*** Provided records ***

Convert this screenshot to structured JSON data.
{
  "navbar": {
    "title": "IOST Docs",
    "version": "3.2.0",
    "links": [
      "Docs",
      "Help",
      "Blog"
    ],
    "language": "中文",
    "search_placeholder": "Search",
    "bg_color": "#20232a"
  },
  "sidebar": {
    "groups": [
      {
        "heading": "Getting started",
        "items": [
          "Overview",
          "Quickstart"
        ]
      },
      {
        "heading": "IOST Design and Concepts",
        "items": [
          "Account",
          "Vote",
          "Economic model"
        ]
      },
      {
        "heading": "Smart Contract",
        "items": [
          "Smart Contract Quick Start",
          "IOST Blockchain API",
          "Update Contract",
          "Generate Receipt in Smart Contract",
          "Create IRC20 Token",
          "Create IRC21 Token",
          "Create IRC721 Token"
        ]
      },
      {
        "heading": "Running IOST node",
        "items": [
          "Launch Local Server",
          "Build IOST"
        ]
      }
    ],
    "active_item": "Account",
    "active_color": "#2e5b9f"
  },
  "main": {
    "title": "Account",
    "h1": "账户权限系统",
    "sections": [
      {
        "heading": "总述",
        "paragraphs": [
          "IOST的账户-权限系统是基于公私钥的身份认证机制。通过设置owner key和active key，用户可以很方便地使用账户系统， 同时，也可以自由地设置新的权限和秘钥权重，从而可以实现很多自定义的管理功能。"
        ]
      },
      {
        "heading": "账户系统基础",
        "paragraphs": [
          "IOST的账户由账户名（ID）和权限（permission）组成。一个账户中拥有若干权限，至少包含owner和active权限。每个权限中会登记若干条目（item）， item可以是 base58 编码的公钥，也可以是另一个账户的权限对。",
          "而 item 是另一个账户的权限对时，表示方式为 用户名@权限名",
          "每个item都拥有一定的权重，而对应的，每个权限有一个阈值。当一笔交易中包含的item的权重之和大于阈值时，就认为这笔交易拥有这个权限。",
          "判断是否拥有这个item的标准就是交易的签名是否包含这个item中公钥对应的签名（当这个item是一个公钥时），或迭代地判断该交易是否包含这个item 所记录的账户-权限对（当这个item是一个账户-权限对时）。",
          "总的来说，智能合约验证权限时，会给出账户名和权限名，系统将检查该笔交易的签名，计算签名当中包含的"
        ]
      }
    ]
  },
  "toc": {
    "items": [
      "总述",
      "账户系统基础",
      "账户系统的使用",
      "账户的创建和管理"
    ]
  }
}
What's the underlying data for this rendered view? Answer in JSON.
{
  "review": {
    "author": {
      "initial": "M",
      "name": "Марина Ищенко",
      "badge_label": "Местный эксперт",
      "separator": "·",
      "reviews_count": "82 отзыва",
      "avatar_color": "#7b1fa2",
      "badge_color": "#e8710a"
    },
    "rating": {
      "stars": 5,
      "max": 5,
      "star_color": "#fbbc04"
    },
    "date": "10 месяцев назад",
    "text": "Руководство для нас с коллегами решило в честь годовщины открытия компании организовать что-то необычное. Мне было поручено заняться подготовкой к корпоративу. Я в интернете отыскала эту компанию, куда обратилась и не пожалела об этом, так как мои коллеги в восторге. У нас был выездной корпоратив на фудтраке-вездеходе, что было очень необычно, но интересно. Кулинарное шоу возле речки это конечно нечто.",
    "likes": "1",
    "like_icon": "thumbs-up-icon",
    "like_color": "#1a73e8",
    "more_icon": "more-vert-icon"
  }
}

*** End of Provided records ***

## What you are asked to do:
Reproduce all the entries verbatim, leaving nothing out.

## Answer area:
Convert this screenshot to structured JSON data.
{
  "navbar": {
    "title": "IOST Docs",
    "version": "3.2.0",
    "links": [
      "Docs",
      "Help",
      "Blog"
    ],
    "language": "中文",
    "search_placeholder": "Search",
    "bg_color": "#20232a"
  },
  "sidebar": {
    "groups": [
      {
        "heading": "Getting started",
        "items": [
          "Overview",
          "Quickstart"
        ]
      },
      {
        "heading": "IOST Design and Concepts",
        "items": [
          "Account",
          "Vote",
          "Economic model"
        ]
      },
      {
        "heading": "Smart Contract",
        "items": [
          "Smart Contract Quick Start",
          "IOST Blockchain API",
          "Update Contract",
          "Generate Receipt in Smart Contract",
          "Create IRC20 Token",
          "Create IRC21 Token",
          "Create IRC721 Token"
        ]
      },
      {
        "heading": "Running IOST node",
        "items": [
          "Launch Local Server",
          "Build IOST"
        ]
      }
    ],
    "active_item": "Account",
    "active_color": "#2e5b9f"
  },
  "main": {
    "title": "Account",
    "h1": "账户权限系统",
    "sections": [
      {
        "heading": "总述",
        "paragraphs": [
          "IOST的账户-权限系统是基于公私钥的身份认证机制。通过设置owner key和active key，用户可以很方便地使用账户系统， 同时，也可以自由地设置新的权限和秘钥权重，从而可以实现很多自定义的管理功能。"
        ]
      },
      {
        "heading": "账户系统基础",
        "paragraphs": [
          "IOST的账户由账户名（ID）和权限（permission）组成。一个账户中拥有若干权限，至少包含owner和active权限。每个权限中会登记若干条目（item）， item可以是 base58 编码的公钥，也可以是另一个账户的权限对。",
          "而 item 是另一个账户的权限对时，表示方式为 用户名@权限名",
          "每个item都拥有一定的权重，而对应的，每个权限有一个阈值。当一笔交易中包含的item的权重之和大于阈值时，就认为这笔交易拥有这个权限。",
          "判断是否拥有这个item的标准就是交易的签名是否包含这个item中公钥对应的签名（当这个item是一个公钥时），或迭代地判断该交易是否包含这个item 所记录的账户-权限对（当这个item是一个账户-权限对时）。",
          "总的来说，智能合约验证权限时，会给出账户名和权限名，系统将检查该笔交易的签名，计算签名当中包含的"
        ]
      }
    ]
  },
  "toc": {
    "items": [
      "总述",
      "账户系统基础",
      "账户系统的使用",
      "账户的创建和管理"
    ]
  }
}
What's the underlying data for this rendered view? Answer in JSON.
{
  "review": {
    "author": {
      "initial": "M",
      "name": "Марина Ищенко",
      "badge_label": "Местный эксперт",
      "separator": "·",
      "reviews_count": "82 отзыва",
      "avatar_color": "#7b1fa2",
      "badge_color": "#e8710a"
    },
    "rating": {
      "stars": 5,
      "max": 5,
      "star_color": "#fbbc04"
    },
    "date": "10 месяцев назад",
    "text": "Руководство для нас с коллегами решило в честь годовщины открытия компании организовать что-то необычное. Мне было поручено заняться подготовкой к корпоративу. Я в интернете отыскала эту компанию, куда обратилась и не пожалела об этом, так как мои коллеги в восторге. У нас был выездной корпоратив на фудтраке-вездеходе, что было очень необычно, но интересно. Кулинарное шоу возле речки это конечно нечто.",
    "likes": "1",
    "like_icon": "thumbs-up-icon",
    "like_color": "#1a73e8",
    "more_icon": "more-vert-icon"
  }
}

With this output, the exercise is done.